Having suicidal thoughts or suicidal behaviour indicates a psychiatric emergency. It can also be a predictor of suicide. No person takes their life out of the blue. It all starts with the thought of getting relief from their pain, distress or suffering. They want to end their pain, not life. As there is still a social stigma about mental health, such an important issue often gets overshadowed in our society, which exaggerates the sufferings of people having suicidal thoughts.
Kaan Pete Roi, the first-ever emotional support and suicide prevention helpline in Bangladesh, is trying to alleviate mental issues like distress, isolation, despair, and suicidal thoughts since 2013. In the past 8 years, they have received more than 31 thousand calls out of which around 30% of calls are suicidal. We have talked to KPR to find out some of the common causes behind suicidal thoughts in Bangladesh and some ways to support people facing such conditions.
Causes of suicidal thoughts
Every person is different and so are their reasons for having suicidal thoughts. Depression is the main risk factor, but there are more things that contribute to this depressed condition and to being suicidal. According to the before pandemic data containing calls over 7 years, which makes two-third of total calls of KPR, the topmost reason for having suicidal thoughts is relationship issues (24.68%). Those who are unhappy in an existing relationship or have ended a close or romantic relationship face the feeling of overwhelming loss, which sometimes leads to suicidal thoughts. 21.97% of total callers before pandemic have mentioned emotional issues and 10.09% of them have narrated their financial and educational difficulties as the causes of being suicidal.

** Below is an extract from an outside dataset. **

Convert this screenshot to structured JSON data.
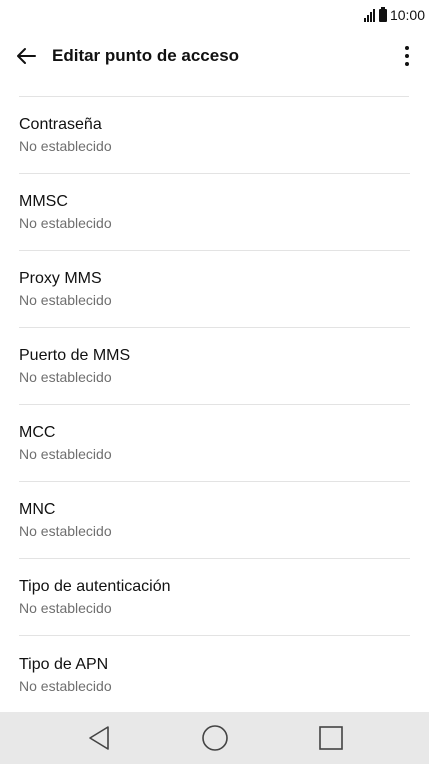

Other significant reasons for such a condition as per the KPR's data are- mental and physical illness (10.08%), loneliness (9.07%), domestic violence and abuse (1.6%), and death of someone close (0.45%).

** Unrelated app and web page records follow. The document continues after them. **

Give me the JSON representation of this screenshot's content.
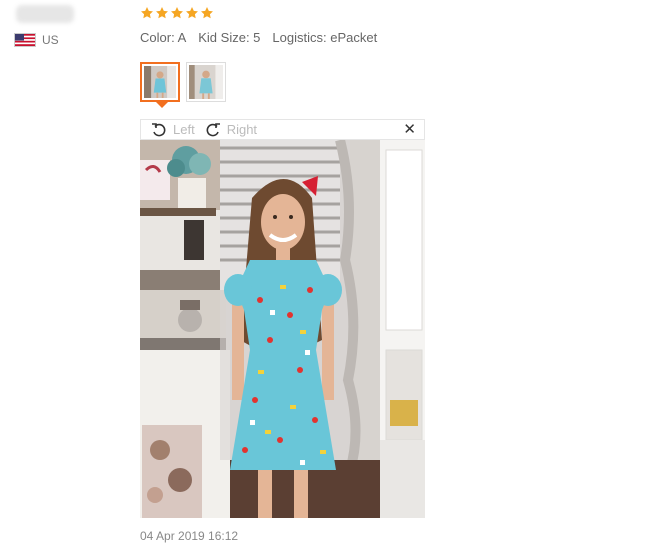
{
  "reviewer": {
    "country_code": "US",
    "flag_icon": "us-flag-icon"
  },
  "review": {
    "rating": 5,
    "rating_max": 5,
    "star_color": "#f5a623",
    "attributes": {
      "color": "Color: A",
      "kid_size": "Kid Size: 5",
      "logistics": "Logistics: ePacket"
    },
    "thumbnails": [
      {
        "name": "thumbnail-1",
        "active": true
      },
      {
        "name": "thumbnail-2",
        "active": false
      }
    ],
    "viewer": {
      "rotate_left_label": "Left",
      "rotate_right_label": "Right",
      "close_icon": "close-icon"
    },
    "date": "04 Apr 2019 16:12"
  }
}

During this pandemic, the causes are more or less the same but the percentage amount for each reason has altered a bit. In the last year, volunteers of Kaan Pete Roi have attended a huge number of calls from people seeking emotional support, making it one-third of the total calls of KPR. The top two causes are still relationship issues (15.81%) and emotional issues (15.51%). The number of people who are having suicidal thoughts due to loneliness has increased significantly. 13.38% of total calls have such feelings during this period. It shows how this pandemic has led many of us to feel alone, unwanted and empty and how it can even generate the thought of ending one's own life. The percentage of callers dealing with suicidal thoughts due to facing domestic violence and abuse and death of a close one has also increased to 2.7% and 0.52% respectively.
How to talk with someone

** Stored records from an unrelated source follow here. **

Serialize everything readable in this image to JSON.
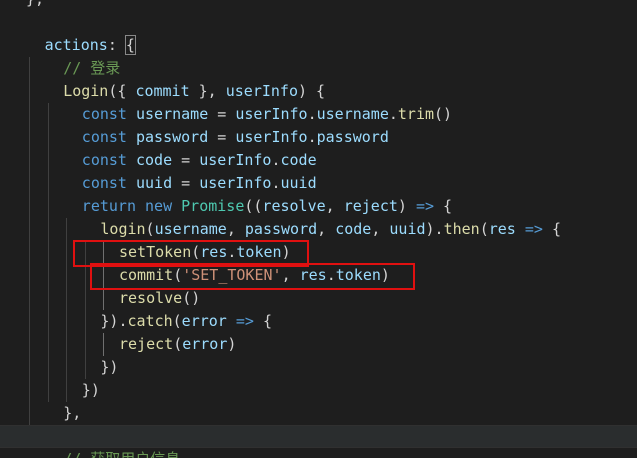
{
  "editor": {
    "lines": [
      [
        {
          "t": "},",
          "c": "pun"
        }
      ],
      [],
      [
        {
          "t": "actions",
          "c": "prop"
        },
        {
          "t": ": ",
          "c": "pun"
        },
        {
          "t": "{",
          "c": "pun",
          "m": true
        }
      ],
      [
        {
          "t": "// 登录",
          "c": "cmt"
        }
      ],
      [
        {
          "t": "Login",
          "c": "fn"
        },
        {
          "t": "({ ",
          "c": "pun"
        },
        {
          "t": "commit",
          "c": "var"
        },
        {
          "t": " }, ",
          "c": "pun"
        },
        {
          "t": "userInfo",
          "c": "var"
        },
        {
          "t": ") {",
          "c": "pun"
        }
      ],
      [
        {
          "t": "const ",
          "c": "kw"
        },
        {
          "t": "username",
          "c": "var"
        },
        {
          "t": " = ",
          "c": "op"
        },
        {
          "t": "userInfo",
          "c": "var"
        },
        {
          "t": ".",
          "c": "pun"
        },
        {
          "t": "username",
          "c": "prop"
        },
        {
          "t": ".",
          "c": "pun"
        },
        {
          "t": "trim",
          "c": "fn"
        },
        {
          "t": "()",
          "c": "pun"
        }
      ],
      [
        {
          "t": "const ",
          "c": "kw"
        },
        {
          "t": "password",
          "c": "var"
        },
        {
          "t": " = ",
          "c": "op"
        },
        {
          "t": "userInfo",
          "c": "var"
        },
        {
          "t": ".",
          "c": "pun"
        },
        {
          "t": "password",
          "c": "prop"
        }
      ],
      [
        {
          "t": "const ",
          "c": "kw"
        },
        {
          "t": "code",
          "c": "var"
        },
        {
          "t": " = ",
          "c": "op"
        },
        {
          "t": "userInfo",
          "c": "var"
        },
        {
          "t": ".",
          "c": "pun"
        },
        {
          "t": "code",
          "c": "prop"
        }
      ],
      [
        {
          "t": "const ",
          "c": "kw"
        },
        {
          "t": "uuid",
          "c": "var"
        },
        {
          "t": " = ",
          "c": "op"
        },
        {
          "t": "userInfo",
          "c": "var"
        },
        {
          "t": ".",
          "c": "pun"
        },
        {
          "t": "uuid",
          "c": "prop"
        }
      ],
      [
        {
          "t": "return ",
          "c": "kw"
        },
        {
          "t": "new ",
          "c": "kw"
        },
        {
          "t": "Promise",
          "c": "cls"
        },
        {
          "t": "((",
          "c": "pun"
        },
        {
          "t": "resolve",
          "c": "var"
        },
        {
          "t": ", ",
          "c": "pun"
        },
        {
          "t": "reject",
          "c": "var"
        },
        {
          "t": ") ",
          "c": "pun"
        },
        {
          "t": "=>",
          "c": "kw"
        },
        {
          "t": " {",
          "c": "pun"
        }
      ],
      [
        {
          "t": "login",
          "c": "fn"
        },
        {
          "t": "(",
          "c": "pun"
        },
        {
          "t": "username",
          "c": "var"
        },
        {
          "t": ", ",
          "c": "pun"
        },
        {
          "t": "password",
          "c": "var"
        },
        {
          "t": ", ",
          "c": "pun"
        },
        {
          "t": "code",
          "c": "var"
        },
        {
          "t": ", ",
          "c": "pun"
        },
        {
          "t": "uuid",
          "c": "var"
        },
        {
          "t": ").",
          "c": "pun"
        },
        {
          "t": "then",
          "c": "fn"
        },
        {
          "t": "(",
          "c": "pun"
        },
        {
          "t": "res",
          "c": "var"
        },
        {
          "t": " => ",
          "c": "kw"
        },
        {
          "t": "{",
          "c": "pun"
        }
      ],
      [
        {
          "t": "setToken",
          "c": "fn"
        },
        {
          "t": "(",
          "c": "pun"
        },
        {
          "t": "res",
          "c": "var"
        },
        {
          "t": ".",
          "c": "pun"
        },
        {
          "t": "token",
          "c": "prop"
        },
        {
          "t": ")",
          "c": "pun"
        }
      ],
      [
        {
          "t": "commit",
          "c": "fn"
        },
        {
          "t": "(",
          "c": "pun"
        },
        {
          "t": "'SET_TOKEN'",
          "c": "str"
        },
        {
          "t": ", ",
          "c": "pun"
        },
        {
          "t": "res",
          "c": "var"
        },
        {
          "t": ".",
          "c": "pun"
        },
        {
          "t": "token",
          "c": "prop"
        },
        {
          "t": ")",
          "c": "pun"
        }
      ],
      [
        {
          "t": "resolve",
          "c": "fn"
        },
        {
          "t": "()",
          "c": "pun"
        }
      ],
      [
        {
          "t": "}).",
          "c": "pun"
        },
        {
          "t": "catch",
          "c": "fn"
        },
        {
          "t": "(",
          "c": "pun"
        },
        {
          "t": "error",
          "c": "var"
        },
        {
          "t": " => ",
          "c": "kw"
        },
        {
          "t": "{",
          "c": "pun"
        }
      ],
      [
        {
          "t": "reject",
          "c": "fn"
        },
        {
          "t": "(",
          "c": "pun"
        },
        {
          "t": "error",
          "c": "var"
        },
        {
          "t": ")",
          "c": "pun"
        }
      ],
      [
        {
          "t": "})",
          "c": "pun"
        }
      ],
      [
        {
          "t": "})",
          "c": "pun"
        }
      ],
      [
        {
          "t": "},",
          "c": "pun"
        }
      ],
      [],
      [
        {
          "t": "// 获取用户信息",
          "c": "cmt"
        }
      ]
    ],
    "indents": [
      0,
      0,
      1,
      2,
      2,
      3,
      3,
      3,
      3,
      3,
      4,
      5,
      5,
      5,
      4,
      5,
      4,
      3,
      2,
      0,
      2
    ]
  }
}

who is suicidal
Ashik Abdullah, chief of Training and Outreach, Kaan Pete Roi suggested some of the ways to deal with someone who seems to be suicidal.If you suspect a family member or friend to be suicidal, stay with the person and try to listen to what they want to say empathetically. The approach should be in a non-judgemental and non-confrontational way so that they do not feel uncomfortable and shy to share their issues with you. Make sure that you do not compare their problems with others' issues and provide solutions based on this comparison. It can make them feel like their problems are not worthy of sharing, and they can further try to hide their depression causing more harm to themselves. However, you can try to enable the person to seek professional help by reassuringly talking with them and letting them know about the availability of such support.
Around one thousand of the total calls of KPR were done by people in extremely critical condition. The trained volunteers handled such vulnerable situations with the training protocols. Listening and showing your support at best is the most appropriate way here, which the KPR volunteers have followed. Note that 50.3% of total callers of KPR were male and 49.7% of them were female in the last 8 years. It shows how people regardless of their gender can feel low, stressed or the urge to end their life. So, assuming that men cannot feel mentally vulnerable at any moment of their life is not correct at all. All kinds of distressed people need assurance and a safe environment to vent out their feelings.
Supporting distressed people during the Covid-19 pandemic
The non-profit organisation Kaan Pete Roi is currently operating 12 hours each day due to the Covid-19 pandemic as it has induced general stress as well as suicidal thoughts more than before. They used to receive 10-12 calls per day before the pandemic, which are now 30-35 calls per day with their doubled working hours. The ultimate target is to reach out to more depressed people and provide them with the emotional support that they need. Besides, we all need to help ourselves and our loved ones who are having a mental breakdown and suicidal thoughts. Help is right here. We just need to find out the best option for us.